In the listing below, which lines contain the string "JSON"? Copy them all.
── Working data
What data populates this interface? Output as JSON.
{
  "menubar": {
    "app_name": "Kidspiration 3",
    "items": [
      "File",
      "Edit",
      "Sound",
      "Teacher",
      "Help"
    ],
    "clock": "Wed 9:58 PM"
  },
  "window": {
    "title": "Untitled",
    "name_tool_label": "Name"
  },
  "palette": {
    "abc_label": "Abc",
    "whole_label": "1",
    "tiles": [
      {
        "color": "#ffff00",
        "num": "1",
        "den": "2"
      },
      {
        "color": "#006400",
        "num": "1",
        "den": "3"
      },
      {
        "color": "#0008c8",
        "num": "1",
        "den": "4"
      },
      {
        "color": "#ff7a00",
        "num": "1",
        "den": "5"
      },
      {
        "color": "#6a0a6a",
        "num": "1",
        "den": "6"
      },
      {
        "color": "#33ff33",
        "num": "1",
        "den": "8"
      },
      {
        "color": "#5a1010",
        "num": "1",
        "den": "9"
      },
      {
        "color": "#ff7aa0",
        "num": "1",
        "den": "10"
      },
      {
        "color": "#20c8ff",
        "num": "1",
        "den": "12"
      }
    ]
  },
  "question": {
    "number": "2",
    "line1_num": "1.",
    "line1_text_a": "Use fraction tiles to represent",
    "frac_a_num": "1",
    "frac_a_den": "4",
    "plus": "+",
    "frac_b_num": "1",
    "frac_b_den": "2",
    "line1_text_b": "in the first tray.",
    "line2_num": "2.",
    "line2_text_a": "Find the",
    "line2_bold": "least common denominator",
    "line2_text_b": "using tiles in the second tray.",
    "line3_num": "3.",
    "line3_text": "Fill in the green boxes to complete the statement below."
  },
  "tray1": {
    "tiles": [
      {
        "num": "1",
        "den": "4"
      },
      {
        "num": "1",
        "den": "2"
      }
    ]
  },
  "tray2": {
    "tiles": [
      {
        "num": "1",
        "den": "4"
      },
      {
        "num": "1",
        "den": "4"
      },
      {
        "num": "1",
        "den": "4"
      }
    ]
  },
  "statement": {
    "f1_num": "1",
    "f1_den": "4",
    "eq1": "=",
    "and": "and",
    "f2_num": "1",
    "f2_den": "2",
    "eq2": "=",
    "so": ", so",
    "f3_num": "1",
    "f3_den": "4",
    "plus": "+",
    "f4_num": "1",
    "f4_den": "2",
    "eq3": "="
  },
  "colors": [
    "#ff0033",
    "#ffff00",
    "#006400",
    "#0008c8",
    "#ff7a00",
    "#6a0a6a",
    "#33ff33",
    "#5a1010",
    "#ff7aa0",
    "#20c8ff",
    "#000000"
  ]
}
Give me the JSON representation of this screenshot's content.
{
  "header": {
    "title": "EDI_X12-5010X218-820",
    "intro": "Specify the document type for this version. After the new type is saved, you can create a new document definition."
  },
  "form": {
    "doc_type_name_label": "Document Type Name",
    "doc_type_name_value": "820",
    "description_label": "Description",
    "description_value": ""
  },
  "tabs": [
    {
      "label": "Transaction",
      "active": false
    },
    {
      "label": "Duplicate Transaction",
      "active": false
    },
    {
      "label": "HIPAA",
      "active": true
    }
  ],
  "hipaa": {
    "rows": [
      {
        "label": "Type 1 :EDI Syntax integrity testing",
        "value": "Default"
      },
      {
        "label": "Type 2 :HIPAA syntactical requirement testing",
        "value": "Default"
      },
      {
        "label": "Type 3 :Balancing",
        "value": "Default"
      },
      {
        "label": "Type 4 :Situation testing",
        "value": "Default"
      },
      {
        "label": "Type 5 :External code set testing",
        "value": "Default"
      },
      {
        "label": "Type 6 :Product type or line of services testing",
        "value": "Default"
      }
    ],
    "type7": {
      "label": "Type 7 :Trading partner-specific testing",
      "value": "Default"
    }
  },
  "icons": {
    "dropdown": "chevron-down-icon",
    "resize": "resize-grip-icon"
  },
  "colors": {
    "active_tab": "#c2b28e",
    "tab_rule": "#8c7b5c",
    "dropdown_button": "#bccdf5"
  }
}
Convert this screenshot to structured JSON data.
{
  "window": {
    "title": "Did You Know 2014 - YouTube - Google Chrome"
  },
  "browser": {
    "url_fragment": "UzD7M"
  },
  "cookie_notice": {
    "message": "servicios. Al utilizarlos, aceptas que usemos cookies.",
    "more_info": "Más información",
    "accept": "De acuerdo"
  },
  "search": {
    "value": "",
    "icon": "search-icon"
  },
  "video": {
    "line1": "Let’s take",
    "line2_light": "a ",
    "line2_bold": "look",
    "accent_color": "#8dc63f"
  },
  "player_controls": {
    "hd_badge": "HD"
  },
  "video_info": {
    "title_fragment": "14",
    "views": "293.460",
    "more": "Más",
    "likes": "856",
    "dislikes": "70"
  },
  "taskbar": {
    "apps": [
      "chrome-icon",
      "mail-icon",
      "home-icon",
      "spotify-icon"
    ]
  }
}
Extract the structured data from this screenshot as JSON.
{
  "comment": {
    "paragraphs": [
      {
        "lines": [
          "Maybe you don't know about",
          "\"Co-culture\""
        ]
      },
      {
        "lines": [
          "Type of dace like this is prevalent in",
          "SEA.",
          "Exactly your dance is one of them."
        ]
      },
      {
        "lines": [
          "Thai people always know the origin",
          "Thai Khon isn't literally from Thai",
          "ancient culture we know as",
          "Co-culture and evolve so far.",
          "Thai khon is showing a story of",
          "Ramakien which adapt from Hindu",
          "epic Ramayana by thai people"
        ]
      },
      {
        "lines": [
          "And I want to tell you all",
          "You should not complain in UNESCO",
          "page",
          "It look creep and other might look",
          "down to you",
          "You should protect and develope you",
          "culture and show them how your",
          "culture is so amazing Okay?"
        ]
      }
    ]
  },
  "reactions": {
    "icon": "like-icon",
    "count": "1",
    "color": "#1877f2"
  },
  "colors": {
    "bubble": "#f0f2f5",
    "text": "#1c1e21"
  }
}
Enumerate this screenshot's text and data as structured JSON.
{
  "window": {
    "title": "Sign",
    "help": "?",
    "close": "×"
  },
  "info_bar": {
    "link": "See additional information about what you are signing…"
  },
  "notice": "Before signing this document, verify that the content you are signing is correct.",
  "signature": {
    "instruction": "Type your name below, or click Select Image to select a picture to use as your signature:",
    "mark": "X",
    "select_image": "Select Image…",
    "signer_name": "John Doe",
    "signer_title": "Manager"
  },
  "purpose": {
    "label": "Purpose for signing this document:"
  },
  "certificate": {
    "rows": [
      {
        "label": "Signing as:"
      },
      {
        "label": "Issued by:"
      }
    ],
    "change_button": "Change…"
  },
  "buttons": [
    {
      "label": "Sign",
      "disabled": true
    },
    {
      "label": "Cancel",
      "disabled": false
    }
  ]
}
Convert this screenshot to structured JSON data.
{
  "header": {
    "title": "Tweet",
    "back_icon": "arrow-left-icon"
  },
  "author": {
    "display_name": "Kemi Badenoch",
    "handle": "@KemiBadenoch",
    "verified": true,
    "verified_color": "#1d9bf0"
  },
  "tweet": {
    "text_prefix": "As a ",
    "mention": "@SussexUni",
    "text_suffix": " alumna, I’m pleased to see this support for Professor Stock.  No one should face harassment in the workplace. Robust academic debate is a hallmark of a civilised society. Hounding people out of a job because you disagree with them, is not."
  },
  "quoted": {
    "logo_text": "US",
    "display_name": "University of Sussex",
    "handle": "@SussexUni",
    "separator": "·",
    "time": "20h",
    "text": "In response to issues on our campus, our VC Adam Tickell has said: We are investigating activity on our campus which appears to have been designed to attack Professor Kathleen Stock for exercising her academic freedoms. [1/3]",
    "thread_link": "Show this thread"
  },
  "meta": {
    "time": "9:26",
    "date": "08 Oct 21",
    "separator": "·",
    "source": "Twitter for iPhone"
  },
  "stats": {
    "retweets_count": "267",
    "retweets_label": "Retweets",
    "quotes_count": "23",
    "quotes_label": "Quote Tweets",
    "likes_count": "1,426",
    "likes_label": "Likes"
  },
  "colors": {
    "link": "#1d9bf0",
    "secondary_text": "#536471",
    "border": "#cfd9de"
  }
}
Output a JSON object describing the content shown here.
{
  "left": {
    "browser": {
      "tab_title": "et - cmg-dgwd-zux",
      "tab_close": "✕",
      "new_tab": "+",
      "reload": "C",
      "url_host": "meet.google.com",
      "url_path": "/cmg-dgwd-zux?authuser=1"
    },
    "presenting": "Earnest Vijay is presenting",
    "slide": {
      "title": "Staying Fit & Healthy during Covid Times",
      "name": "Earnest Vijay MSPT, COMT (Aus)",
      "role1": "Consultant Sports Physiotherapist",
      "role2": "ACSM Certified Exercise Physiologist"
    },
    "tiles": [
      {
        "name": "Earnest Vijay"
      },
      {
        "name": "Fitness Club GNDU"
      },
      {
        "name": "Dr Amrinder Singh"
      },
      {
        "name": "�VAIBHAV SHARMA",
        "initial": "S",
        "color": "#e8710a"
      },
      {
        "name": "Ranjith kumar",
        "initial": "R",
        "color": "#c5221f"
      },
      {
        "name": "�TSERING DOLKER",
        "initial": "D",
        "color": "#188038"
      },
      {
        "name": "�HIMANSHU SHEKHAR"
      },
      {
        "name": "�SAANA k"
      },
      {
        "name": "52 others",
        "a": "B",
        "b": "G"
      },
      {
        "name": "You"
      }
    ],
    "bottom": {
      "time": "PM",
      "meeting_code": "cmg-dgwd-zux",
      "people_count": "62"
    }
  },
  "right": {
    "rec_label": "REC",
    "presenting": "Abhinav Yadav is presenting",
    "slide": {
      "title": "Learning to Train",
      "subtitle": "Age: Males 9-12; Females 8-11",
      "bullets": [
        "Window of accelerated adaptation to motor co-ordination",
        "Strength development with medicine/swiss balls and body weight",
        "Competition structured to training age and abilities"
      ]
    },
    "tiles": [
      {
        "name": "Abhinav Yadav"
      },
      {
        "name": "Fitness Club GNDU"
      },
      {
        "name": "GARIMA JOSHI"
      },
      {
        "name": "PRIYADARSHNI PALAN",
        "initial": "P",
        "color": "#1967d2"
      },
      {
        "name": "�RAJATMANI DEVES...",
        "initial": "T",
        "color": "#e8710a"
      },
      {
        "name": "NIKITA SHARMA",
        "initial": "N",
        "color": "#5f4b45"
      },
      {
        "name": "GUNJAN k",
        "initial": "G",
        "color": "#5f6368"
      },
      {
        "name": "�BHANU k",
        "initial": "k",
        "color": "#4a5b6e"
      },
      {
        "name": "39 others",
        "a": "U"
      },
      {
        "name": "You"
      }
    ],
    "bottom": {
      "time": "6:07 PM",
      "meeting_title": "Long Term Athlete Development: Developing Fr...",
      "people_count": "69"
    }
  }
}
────
Answer for this exercise —
What data populates this interface? Output as JSON.
Give me the JSON representation of this screenshot's content.
Convert this screenshot to structured JSON data.
Extract the structured data from this screenshot as JSON.
Enumerate this screenshot's text and data as structured JSON.
Convert this screenshot to structured JSON data.
Output a JSON object describing the content shown here.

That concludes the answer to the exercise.